• _REQUIREMENT_
Look below and pull out each line with the word "JSON".

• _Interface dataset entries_

*** Begin section ***

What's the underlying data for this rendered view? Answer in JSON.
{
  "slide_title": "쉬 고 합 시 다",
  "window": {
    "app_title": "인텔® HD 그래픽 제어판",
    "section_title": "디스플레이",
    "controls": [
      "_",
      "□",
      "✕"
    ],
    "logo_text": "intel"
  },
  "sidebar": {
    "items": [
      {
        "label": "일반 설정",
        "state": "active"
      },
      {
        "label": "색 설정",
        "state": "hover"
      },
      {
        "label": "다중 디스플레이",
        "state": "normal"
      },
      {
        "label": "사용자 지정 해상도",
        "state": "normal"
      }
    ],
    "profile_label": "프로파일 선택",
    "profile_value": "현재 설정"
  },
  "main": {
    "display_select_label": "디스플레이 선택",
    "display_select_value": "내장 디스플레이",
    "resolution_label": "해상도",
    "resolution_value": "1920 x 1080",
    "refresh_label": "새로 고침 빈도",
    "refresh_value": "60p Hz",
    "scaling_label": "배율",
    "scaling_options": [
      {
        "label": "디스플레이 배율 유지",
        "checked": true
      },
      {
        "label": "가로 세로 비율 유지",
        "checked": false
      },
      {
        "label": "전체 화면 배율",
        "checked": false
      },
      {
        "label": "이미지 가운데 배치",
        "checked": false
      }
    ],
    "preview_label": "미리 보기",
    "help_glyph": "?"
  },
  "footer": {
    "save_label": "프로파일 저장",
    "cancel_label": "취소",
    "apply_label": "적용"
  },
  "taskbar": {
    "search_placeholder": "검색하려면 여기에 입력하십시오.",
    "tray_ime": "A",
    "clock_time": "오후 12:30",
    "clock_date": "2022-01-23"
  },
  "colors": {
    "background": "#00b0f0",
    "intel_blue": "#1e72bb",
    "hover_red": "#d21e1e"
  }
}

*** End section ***
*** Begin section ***

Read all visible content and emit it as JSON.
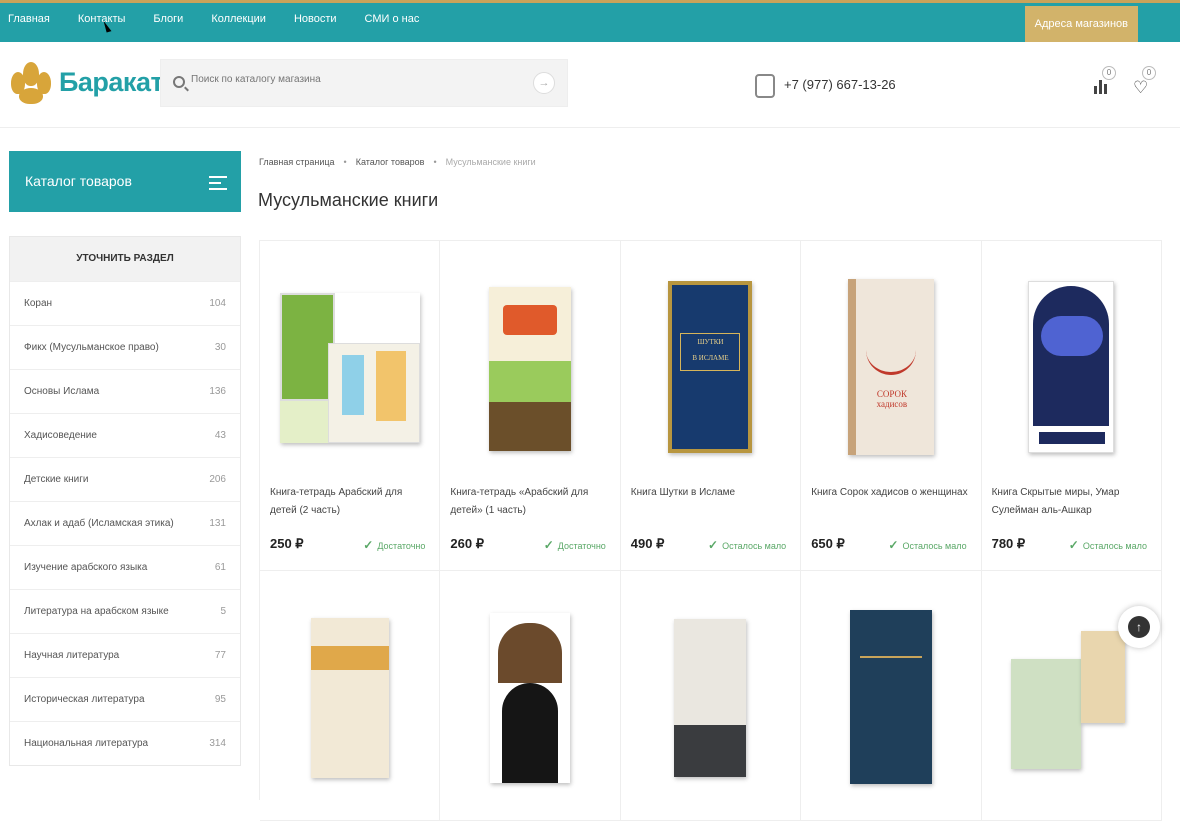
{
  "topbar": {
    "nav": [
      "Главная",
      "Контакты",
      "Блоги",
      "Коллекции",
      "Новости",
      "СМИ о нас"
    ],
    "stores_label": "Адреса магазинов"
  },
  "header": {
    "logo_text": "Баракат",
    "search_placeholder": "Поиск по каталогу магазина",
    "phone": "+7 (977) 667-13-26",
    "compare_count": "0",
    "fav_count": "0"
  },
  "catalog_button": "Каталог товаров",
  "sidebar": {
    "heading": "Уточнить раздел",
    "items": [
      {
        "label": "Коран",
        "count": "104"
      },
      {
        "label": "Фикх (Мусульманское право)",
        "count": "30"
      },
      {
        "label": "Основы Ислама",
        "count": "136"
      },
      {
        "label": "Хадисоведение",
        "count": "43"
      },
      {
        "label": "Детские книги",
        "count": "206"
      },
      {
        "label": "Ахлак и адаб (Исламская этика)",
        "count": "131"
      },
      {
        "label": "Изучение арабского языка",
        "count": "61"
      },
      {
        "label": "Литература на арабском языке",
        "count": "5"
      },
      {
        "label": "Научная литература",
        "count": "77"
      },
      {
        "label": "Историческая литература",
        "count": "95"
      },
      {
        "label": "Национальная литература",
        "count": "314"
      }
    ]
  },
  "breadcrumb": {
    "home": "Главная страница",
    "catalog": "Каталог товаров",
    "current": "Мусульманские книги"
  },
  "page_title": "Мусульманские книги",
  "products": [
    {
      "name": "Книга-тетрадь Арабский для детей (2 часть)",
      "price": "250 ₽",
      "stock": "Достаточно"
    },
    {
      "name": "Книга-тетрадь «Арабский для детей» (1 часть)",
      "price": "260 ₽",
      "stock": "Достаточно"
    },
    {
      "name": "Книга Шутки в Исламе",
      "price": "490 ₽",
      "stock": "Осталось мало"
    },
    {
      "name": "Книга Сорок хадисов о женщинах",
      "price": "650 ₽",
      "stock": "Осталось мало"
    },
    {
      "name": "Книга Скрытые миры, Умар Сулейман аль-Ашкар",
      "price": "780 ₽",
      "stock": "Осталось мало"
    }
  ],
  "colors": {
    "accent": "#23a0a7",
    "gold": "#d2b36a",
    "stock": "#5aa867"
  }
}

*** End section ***
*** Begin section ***

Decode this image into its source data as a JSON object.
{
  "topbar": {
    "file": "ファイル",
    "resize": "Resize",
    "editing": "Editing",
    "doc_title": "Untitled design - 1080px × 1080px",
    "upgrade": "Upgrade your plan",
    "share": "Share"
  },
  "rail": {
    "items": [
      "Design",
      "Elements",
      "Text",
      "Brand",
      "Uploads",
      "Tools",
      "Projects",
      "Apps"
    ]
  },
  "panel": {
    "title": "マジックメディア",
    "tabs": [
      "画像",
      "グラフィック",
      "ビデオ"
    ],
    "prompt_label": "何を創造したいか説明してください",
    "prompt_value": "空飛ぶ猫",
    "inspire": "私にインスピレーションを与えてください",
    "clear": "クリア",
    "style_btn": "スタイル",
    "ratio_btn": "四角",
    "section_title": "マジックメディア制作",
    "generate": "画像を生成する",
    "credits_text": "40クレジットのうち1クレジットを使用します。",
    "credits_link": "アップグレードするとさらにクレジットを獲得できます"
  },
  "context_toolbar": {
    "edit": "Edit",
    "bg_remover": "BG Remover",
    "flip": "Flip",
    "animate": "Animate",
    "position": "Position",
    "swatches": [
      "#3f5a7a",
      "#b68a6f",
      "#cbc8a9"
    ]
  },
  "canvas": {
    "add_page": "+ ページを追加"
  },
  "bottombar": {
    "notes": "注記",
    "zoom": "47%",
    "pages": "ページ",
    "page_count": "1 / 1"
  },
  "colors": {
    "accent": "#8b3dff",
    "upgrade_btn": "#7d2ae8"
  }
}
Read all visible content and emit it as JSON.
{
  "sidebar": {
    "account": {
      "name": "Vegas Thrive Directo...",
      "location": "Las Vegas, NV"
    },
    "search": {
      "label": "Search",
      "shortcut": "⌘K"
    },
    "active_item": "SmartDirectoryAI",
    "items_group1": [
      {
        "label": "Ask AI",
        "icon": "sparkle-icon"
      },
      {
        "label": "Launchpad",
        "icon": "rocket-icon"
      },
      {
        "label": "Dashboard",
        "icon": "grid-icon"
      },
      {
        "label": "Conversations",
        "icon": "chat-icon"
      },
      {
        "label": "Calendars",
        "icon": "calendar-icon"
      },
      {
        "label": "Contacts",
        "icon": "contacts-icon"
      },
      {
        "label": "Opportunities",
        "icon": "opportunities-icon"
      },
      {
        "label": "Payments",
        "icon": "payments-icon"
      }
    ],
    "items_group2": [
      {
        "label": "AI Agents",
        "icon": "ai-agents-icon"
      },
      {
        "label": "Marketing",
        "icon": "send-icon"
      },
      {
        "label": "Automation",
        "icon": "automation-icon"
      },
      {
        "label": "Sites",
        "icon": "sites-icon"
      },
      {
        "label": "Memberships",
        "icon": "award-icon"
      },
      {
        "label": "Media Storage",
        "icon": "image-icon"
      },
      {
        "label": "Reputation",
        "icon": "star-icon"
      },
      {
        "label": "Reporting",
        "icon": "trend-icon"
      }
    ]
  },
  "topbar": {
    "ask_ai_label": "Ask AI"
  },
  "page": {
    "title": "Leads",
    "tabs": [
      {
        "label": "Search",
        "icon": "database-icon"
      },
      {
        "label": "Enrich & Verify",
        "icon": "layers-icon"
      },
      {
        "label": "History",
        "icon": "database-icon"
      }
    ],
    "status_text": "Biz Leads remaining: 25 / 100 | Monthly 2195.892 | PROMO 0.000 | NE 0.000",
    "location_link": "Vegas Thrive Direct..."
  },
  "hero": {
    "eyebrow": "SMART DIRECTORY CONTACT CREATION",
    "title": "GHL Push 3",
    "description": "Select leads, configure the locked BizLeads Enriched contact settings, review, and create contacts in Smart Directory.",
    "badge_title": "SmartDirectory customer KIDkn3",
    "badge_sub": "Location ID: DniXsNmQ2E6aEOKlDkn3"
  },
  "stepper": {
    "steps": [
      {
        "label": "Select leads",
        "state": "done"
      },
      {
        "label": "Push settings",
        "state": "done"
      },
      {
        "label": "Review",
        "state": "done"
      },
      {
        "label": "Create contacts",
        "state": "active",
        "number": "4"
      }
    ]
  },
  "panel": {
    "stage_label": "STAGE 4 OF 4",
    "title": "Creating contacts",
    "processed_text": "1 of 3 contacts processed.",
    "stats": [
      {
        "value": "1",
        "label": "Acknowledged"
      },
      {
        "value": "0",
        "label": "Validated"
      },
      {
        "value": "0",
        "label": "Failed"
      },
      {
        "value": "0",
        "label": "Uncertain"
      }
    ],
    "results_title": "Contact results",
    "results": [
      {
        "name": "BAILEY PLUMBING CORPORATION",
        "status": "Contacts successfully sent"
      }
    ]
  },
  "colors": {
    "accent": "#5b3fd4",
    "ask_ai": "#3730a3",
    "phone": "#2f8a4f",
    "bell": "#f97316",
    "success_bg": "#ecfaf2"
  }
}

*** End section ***

• _RESULT OF THIS TASK_
What's the underlying data for this rendered view? Answer in JSON.
Read all visible content and emit it as JSON.
Decode this image into its source data as a JSON object.
Read all visible content and emit it as JSON.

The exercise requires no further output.